With many of the firms existing designs still standing in untouched or relatively untouched condition the loss of those and other buildings not discussed should be enough to trigger an alarm of sorts wishing the heritage community and local councils to look at protecting what remains where possible. The loss of Mockridge, Stahle & Mitchell structures in the recent past is a glaring example of the issue at hand and shows a clear lack of appreciation towards post war architectureand respected firms whom formed a major part of post war architecture and whos works should be considered along side the more antique architecture of the pre war era.

The fact that these and other post war homes and buildings continue to be demolished without any thought shows that local planning and heritage policies are not working. In conclusion a clear line of thought is needed when looking at the impact of not only singular houses designed by historically significant architectural firms but also to a collective of work by these firms regardless of where they may be located.

No longer can we as a society continue to allow local councils to abuse and use architectural heritage in order for them to create a smokescreen that brings about an ability for them to strategically protect what suits those councils while using heritage to also create ill informed and out of date neighbourhood character profiles.

In order to retain what is left of the post war mid century modern architecture we must learn from the mistakes of the past. We must streamline and update heritage policies at a local level and ensure ongoing heritage policy updates under a mandatory 5-year maximum between reports so as to reduce the possibility of loss of any form of heritage architecture that may slip through the cracks.  We also need to look at removing personal opinion from the processes of heritage selection. To simply ignore a structure because at the point in time it doesn’t meet a personal view of what is determined to be potential architectural heritage is to ignore post war architecture due to its relative youth when compared to pre war architecture.

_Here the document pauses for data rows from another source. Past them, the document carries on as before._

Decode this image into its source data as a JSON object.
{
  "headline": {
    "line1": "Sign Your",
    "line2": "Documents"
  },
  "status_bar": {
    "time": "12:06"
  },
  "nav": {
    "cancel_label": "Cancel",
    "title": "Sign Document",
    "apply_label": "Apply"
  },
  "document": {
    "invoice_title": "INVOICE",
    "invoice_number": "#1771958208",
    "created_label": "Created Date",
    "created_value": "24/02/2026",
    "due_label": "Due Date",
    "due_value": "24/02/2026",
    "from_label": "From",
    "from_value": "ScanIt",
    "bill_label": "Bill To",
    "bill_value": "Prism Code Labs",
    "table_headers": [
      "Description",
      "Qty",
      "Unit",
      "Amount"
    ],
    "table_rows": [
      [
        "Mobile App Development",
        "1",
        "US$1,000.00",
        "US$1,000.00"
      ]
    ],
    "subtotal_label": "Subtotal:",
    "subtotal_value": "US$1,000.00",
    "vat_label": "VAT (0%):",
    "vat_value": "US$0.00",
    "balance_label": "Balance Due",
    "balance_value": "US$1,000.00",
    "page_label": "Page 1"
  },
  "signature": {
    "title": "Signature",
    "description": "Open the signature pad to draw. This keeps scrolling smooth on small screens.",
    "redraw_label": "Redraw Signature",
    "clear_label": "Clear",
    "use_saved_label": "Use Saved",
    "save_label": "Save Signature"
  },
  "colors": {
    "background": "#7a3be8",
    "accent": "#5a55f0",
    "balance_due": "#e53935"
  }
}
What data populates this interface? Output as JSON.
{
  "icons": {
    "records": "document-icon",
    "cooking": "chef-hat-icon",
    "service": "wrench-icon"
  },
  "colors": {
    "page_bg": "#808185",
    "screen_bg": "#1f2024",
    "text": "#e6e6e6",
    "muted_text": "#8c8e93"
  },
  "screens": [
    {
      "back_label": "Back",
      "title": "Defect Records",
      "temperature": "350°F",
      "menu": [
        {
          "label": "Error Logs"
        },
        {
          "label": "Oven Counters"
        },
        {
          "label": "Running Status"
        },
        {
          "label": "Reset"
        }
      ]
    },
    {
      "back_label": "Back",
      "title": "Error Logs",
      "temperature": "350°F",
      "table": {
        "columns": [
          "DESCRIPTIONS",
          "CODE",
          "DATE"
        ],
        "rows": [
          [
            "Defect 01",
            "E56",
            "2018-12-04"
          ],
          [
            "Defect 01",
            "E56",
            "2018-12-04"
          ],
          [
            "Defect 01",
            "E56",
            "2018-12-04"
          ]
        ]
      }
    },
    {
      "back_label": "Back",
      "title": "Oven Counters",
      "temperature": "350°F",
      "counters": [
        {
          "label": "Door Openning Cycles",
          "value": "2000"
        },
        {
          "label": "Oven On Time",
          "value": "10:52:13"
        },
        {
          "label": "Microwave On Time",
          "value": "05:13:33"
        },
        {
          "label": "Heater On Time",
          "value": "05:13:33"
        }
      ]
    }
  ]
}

For the moment however there seems to be no simple solution as to how to remove the more personal aspect of council processes and the issue of emotion in architecture and heritage architecture remains and thus for the time being the use and abuse of architectural heritage continues to distort the truth of our heritage and our nation.